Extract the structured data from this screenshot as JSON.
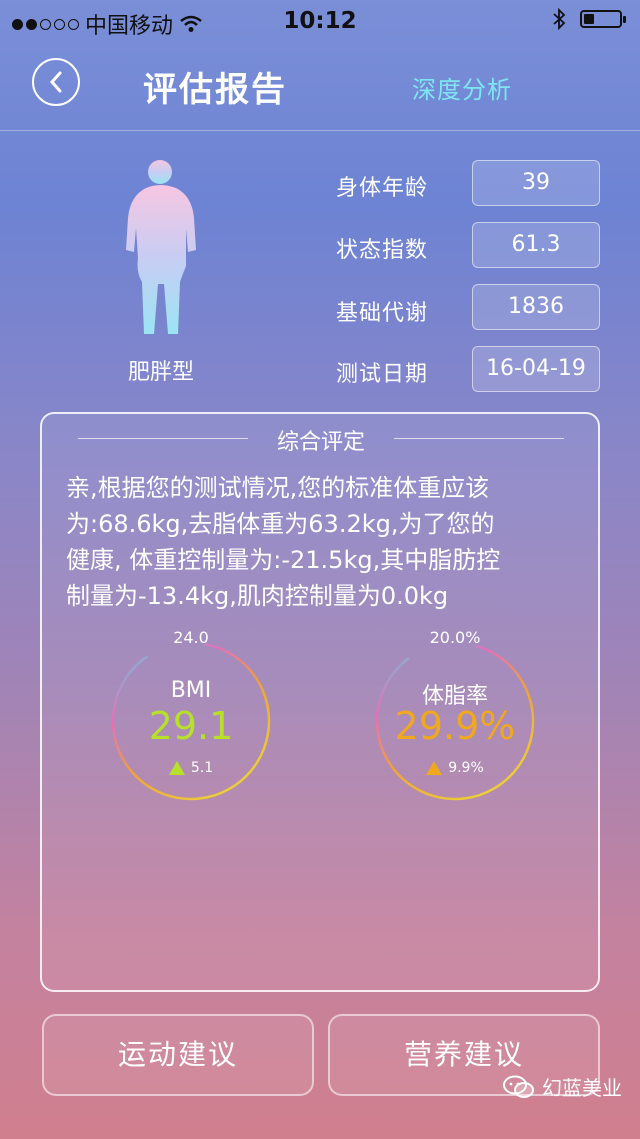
{
  "status_bar": {
    "carrier": "中国移动",
    "time": "10:12"
  },
  "nav": {
    "title": "评估报告",
    "deep_analysis": "深度分析"
  },
  "profile": {
    "body_type": "肥胖型",
    "metrics": [
      {
        "label": "身体年龄",
        "value": "39"
      },
      {
        "label": "状态指数",
        "value": "61.3"
      },
      {
        "label": "基础代谢",
        "value": "1836"
      },
      {
        "label": "测试日期",
        "value": "16-04-19"
      }
    ]
  },
  "summary": {
    "title": "综合评定",
    "lines": [
      "亲,根据您的测试情况,您的标准体重应该",
      "为:68.6kg,去脂体重为63.2kg,为了您的",
      "健康, 体重控制量为:-21.5kg,其中脂肪控",
      "制量为-13.4kg,肌肉控制量为0.0kg"
    ]
  },
  "gauges": {
    "bmi": {
      "standard": "24.0",
      "name": "BMI",
      "value": "29.1",
      "delta": "5.1",
      "color": "#b6e02a"
    },
    "body_fat": {
      "standard": "20.0%",
      "name": "体脂率",
      "value": "29.9%",
      "delta": "9.9%",
      "color": "#f0a81e"
    }
  },
  "buttons": {
    "exercise": "运动建议",
    "nutrition": "营养建议"
  },
  "watermark": "幻蓝美业"
}
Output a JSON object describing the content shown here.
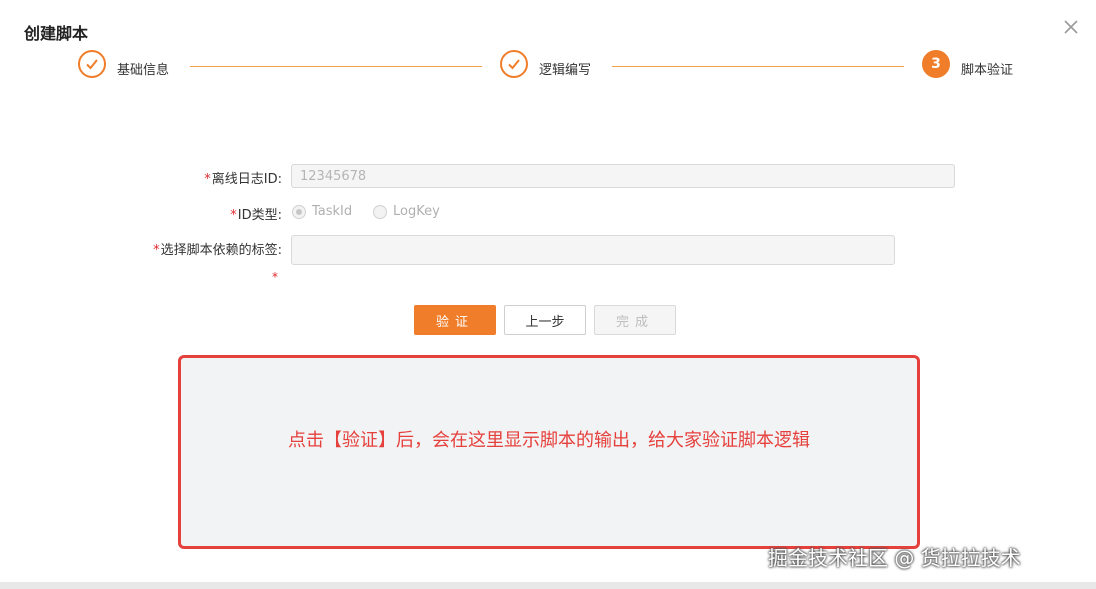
{
  "modal": {
    "title": "创建脚本"
  },
  "steps": [
    {
      "label": "基础信息",
      "status": "done"
    },
    {
      "label": "逻辑编写",
      "status": "done"
    },
    {
      "label": "脚本验证",
      "status": "active",
      "number": "3"
    }
  ],
  "form": {
    "log_id": {
      "required": "*",
      "label": "离线日志ID:",
      "placeholder": "12345678"
    },
    "id_type": {
      "required": "*",
      "label": "ID类型:",
      "options": [
        {
          "label": "TaskId",
          "checked": true
        },
        {
          "label": "LogKey",
          "checked": false
        }
      ]
    },
    "tags": {
      "required": "*",
      "label": "选择脚本依赖的标签:",
      "value": ""
    },
    "extra_required": "*"
  },
  "buttons": {
    "verify": "验证",
    "prev": "上一步",
    "finish": "完成"
  },
  "output": {
    "hint": "点击【验证】后，会在这里显示脚本的输出，给大家验证脚本逻辑"
  },
  "watermark": "掘金技术社区 @ 货拉拉技术",
  "colors": {
    "accent": "#f07d2a",
    "highlight": "#e6403c"
  }
}
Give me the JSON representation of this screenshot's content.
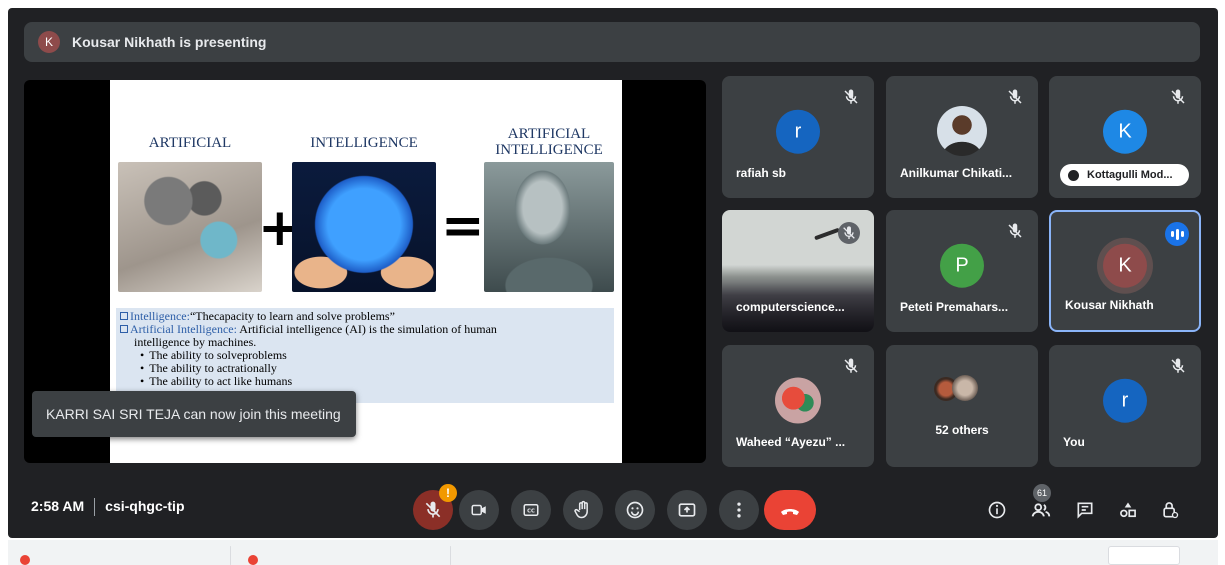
{
  "presenting_banner": {
    "avatar_letter": "K",
    "text": "Kousar Nikhath is presenting"
  },
  "slide": {
    "heading_1": "ARTIFICIAL",
    "heading_2": "INTELLIGENCE",
    "heading_3": "ARTIFICIAL INTELLIGENCE",
    "plus": "+",
    "equals": "=",
    "line_1_label": "Intelligence:",
    "line_1_text": "“Thecapacity to learn and solve problems”",
    "line_2_label": "Artificial Intelligence:",
    "line_2_text": "Artificial intelligence (AI) is the simulation of human",
    "line_2_cont": "intelligence by machines.",
    "bullets": [
      "The ability to solveproblems",
      "The ability to actrationally",
      "The ability to act like humans"
    ]
  },
  "toast": {
    "text": "KARRI SAI SRI TEJA can now join this meeting"
  },
  "participants": [
    {
      "name": "rafiah sb",
      "avatar": "r",
      "color": "#1565c0"
    },
    {
      "name": "Anilkumar Chikati...",
      "avatar": "",
      "color": "#b8c7d6"
    },
    {
      "name": "Kottagulli Mod...",
      "avatar": "K",
      "color": "#1e88e5"
    },
    {
      "name": "computerscience...",
      "avatar": "",
      "color": "#8a8f8c"
    },
    {
      "name": "Peteti Premahars...",
      "avatar": "P",
      "color": "#43a047"
    },
    {
      "name": "Kousar Nikhath",
      "avatar": "K",
      "color": "#8e4b4b"
    },
    {
      "name": "Waheed “Ayezu” ...",
      "avatar": "",
      "color": "#c94b4b"
    },
    {
      "name": "52 others",
      "avatar": "",
      "color": "#6d5f56"
    },
    {
      "name": "You",
      "avatar": "r",
      "color": "#1565c0"
    }
  ],
  "controls": {
    "time": "2:58 AM",
    "meeting_code": "csi-qhgc-tip",
    "mic_warning": "!",
    "people_count": "61"
  },
  "colors": {
    "background": "#202124",
    "tile": "#3c4043",
    "end_call": "#ea4335",
    "active_border": "#8ab4f8"
  }
}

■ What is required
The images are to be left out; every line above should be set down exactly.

■ Reply
Extract the structured data from this screenshot as JSON.
{
  "status_bar": {
    "carrier": "中国移动",
    "time": "10:12"
  },
  "nav": {
    "title": "评估报告",
    "deep_analysis": "深度分析"
  },
  "profile": {
    "body_type": "肥胖型",
    "metrics": [
      {
        "label": "身体年龄",
        "value": "39"
      },
      {
        "label": "状态指数",
        "value": "61.3"
      },
      {
        "label": "基础代谢",
        "value": "1836"
      },
      {
        "label": "测试日期",
        "value": "16-04-19"
      }
    ]
  },
  "summary": {
    "title": "综合评定",
    "lines": [
      "亲,根据您的测试情况,您的标准体重应该",
      "为:68.6kg,去脂体重为63.2kg,为了您的",
      "健康, 体重控制量为:-21.5kg,其中脂肪控",
      "制量为-13.4kg,肌肉控制量为0.0kg"
    ]
  },
  "gauges": {
    "bmi": {
      "standard": "24.0",
      "name": "BMI",
      "value": "29.1",
      "delta": "5.1",
      "color": "#b6e02a"
    },
    "body_fat": {
      "standard": "20.0%",
      "name": "体脂率",
      "value": "29.9%",
      "delta": "9.9%",
      "color": "#f0a81e"
    }
  },
  "buttons": {
    "exercise": "运动建议",
    "nutrition": "营养建议"
  },
  "watermark": "幻蓝美业"
}
Output a JSON object describing the content shown here.
{
  "modal": {
    "title": "创建脚本"
  },
  "steps": [
    {
      "label": "基础信息",
      "status": "done"
    },
    {
      "label": "逻辑编写",
      "status": "done"
    },
    {
      "label": "脚本验证",
      "status": "active",
      "number": "3"
    }
  ],
  "form": {
    "log_id": {
      "required": "*",
      "label": "离线日志ID:",
      "placeholder": "12345678"
    },
    "id_type": {
      "required": "*",
      "label": "ID类型:",
      "options": [
        {
          "label": "TaskId",
          "checked": true
        },
        {
          "label": "LogKey",
          "checked": false
        }
      ]
    },
    "tags": {
      "required": "*",
      "label": "选择脚本依赖的标签:",
      "value": ""
    },
    "extra_required": "*"
  },
  "buttons": {
    "verify": "验证",
    "prev": "上一步",
    "finish": "完成"
  },
  "output": {
    "hint": "点击【验证】后，会在这里显示脚本的输出，给大家验证脚本逻辑"
  },
  "watermark": "掘金技术社区 @ 货拉拉技术",
  "colors": {
    "accent": "#f07d2a",
    "highlight": "#e6403c"
  }
}
Give me the JSON representation of this screenshot's content.
{
  "presenting_banner": {
    "avatar_letter": "K",
    "text": "Kousar Nikhath is presenting"
  },
  "slide": {
    "heading_1": "ARTIFICIAL",
    "heading_2": "INTELLIGENCE",
    "heading_3": "ARTIFICIAL INTELLIGENCE",
    "plus": "+",
    "equals": "=",
    "line_1_label": "Intelligence:",
    "line_1_text": "“Thecapacity to learn and solve problems”",
    "line_2_label": "Artificial Intelligence:",
    "line_2_text": "Artificial intelligence (AI) is the simulation of human",
    "line_2_cont": "intelligence by machines.",
    "bullets": [
      "The ability to solveproblems",
      "The ability to actrationally",
      "The ability to act like humans"
    ]
  },
  "toast": {
    "text": "KARRI SAI SRI TEJA can now join this meeting"
  },
  "participants": [
    {
      "name": "rafiah sb",
      "avatar": "r",
      "color": "#1565c0"
    },
    {
      "name": "Anilkumar Chikati...",
      "avatar": "",
      "color": "#b8c7d6"
    },
    {
      "name": "Kottagulli Mod...",
      "avatar": "K",
      "color": "#1e88e5"
    },
    {
      "name": "computerscience...",
      "avatar": "",
      "color": "#8a8f8c"
    },
    {
      "name": "Peteti Premahars...",
      "avatar": "P",
      "color": "#43a047"
    },
    {
      "name": "Kousar Nikhath",
      "avatar": "K",
      "color": "#8e4b4b"
    },
    {
      "name": "Waheed “Ayezu” ...",
      "avatar": "",
      "color": "#c94b4b"
    },
    {
      "name": "52 others",
      "avatar": "",
      "color": "#6d5f56"
    },
    {
      "name": "You",
      "avatar": "r",
      "color": "#1565c0"
    }
  ],
  "controls": {
    "time": "2:58 AM",
    "meeting_code": "csi-qhgc-tip",
    "mic_warning": "!",
    "people_count": "61"
  },
  "colors": {
    "background": "#202124",
    "tile": "#3c4043",
    "end_call": "#ea4335",
    "active_border": "#8ab4f8"
  }
}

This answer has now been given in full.